The next morning, he was waiting for us when we stepped out of our hotel. He is such a smart little boy, to know instinctively that we are bleeding hearts. There are so few of us left. We couldn’t turn our eyes. We started trudging up the street and found a small, shaded restaurant. He sat down in the gutter and watched us closely. His heavy flannel shirt stuck to his skin in the heat of the morning. His tattered shorts hung from his thin frame. We could hardly bare it.
We invited him to join us. He crawled to our table on all fours, like a dog that has been beaten. We quickly stood and helped him stand. He clambered up onto the big chair and sat quietly. Scrambled eggs, bacon, fresh orange juice and bread were placed in front of him and he valiantly tried to use his fork and knife. He dabbed his napkin at his mouth and tried to clean his hands before eating his bread while I helped him cut his food. We struggled to eat our meals, all of us self-conciously aware of our health and robustness. In the end, each of us left food on our plates, which we packed into a bag for him for later. A quick thank-you and he slipped away into the morning crowds.
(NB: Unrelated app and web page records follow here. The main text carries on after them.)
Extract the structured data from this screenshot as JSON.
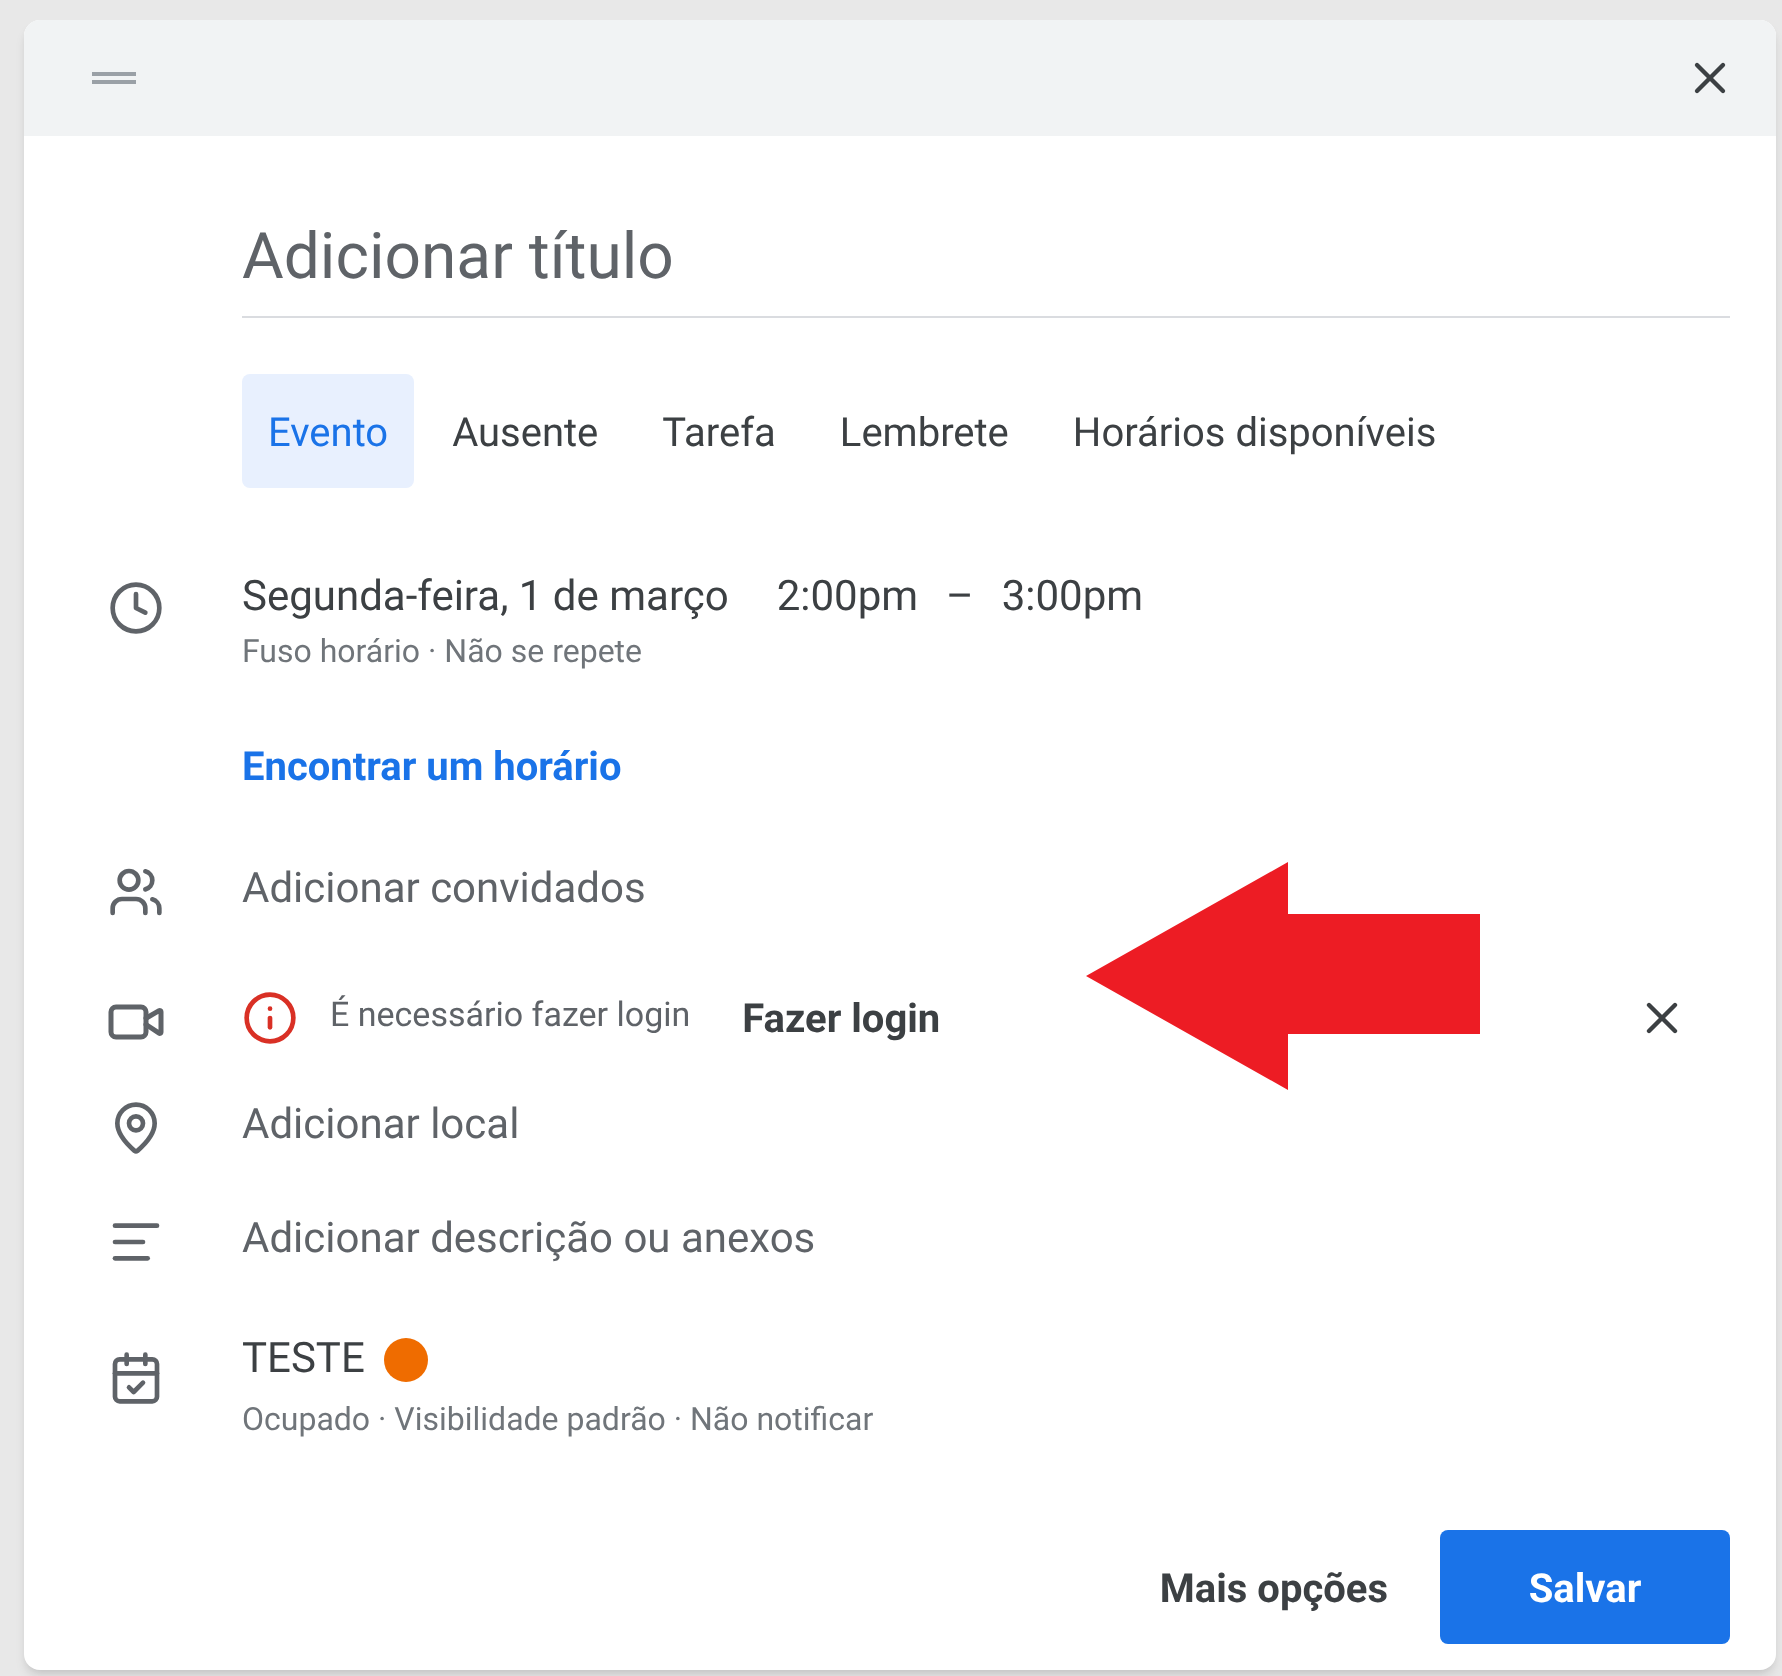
{
  "title": {
    "placeholder": "Adicionar título"
  },
  "tabs": [
    {
      "label": "Evento",
      "selected": true
    },
    {
      "label": "Ausente",
      "selected": false
    },
    {
      "label": "Tarefa",
      "selected": false
    },
    {
      "label": "Lembrete",
      "selected": false
    },
    {
      "label": "Horários disponíveis",
      "selected": false
    }
  ],
  "datetime": {
    "date": "Segunda-feira, 1 de março",
    "start": "2:00pm",
    "separator": "–",
    "end": "3:00pm",
    "details": "Fuso horário · Não se repete"
  },
  "find_time_link": "Encontrar um horário",
  "guests": "Adicionar convidados",
  "conference": {
    "warning": "É necessário fazer login",
    "action": "Fazer login"
  },
  "location": "Adicionar local",
  "description": "Adicionar descrição ou anexos",
  "calendar": {
    "name": "TESTE",
    "color": "#ef6c00",
    "details": "Ocupado · Visibilidade padrão · Não notificar"
  },
  "buttons": {
    "more": "Mais opções",
    "save": "Salvar"
  }
}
We saw him again later that evening. He was precariously clinging to the back of a tuk-tuk. His bare feet pounded the hot asphalt as he hitched a ride to God knows where. We thought we had seen the last of him, and each of us silently said a prayer for him. Nevertheless, we saved our food for him, just in case. Just as we were getting ready to enter our hotel, we saw him emerge from a dark alley with a friend. We bought some more apple juice and crackers for them. We hoped that somehow this might fortify him for another twenty-four hours, each of us wondering when he would get his next meal. He accepted it gratefully, and his lips pulled back slightly. It was the sorriest excuse for a smile I have ever seen, yet a smile nonetheless. As he walked off down the street, we waved good-bye as he looked back over his shoulder. A flash of teeth and the night swallowed him whole.
His name is Jack. He’s ten years old.
“Our lives begin to end the day we become silent about things that matter.”
over 5 years ago
Martin Luther King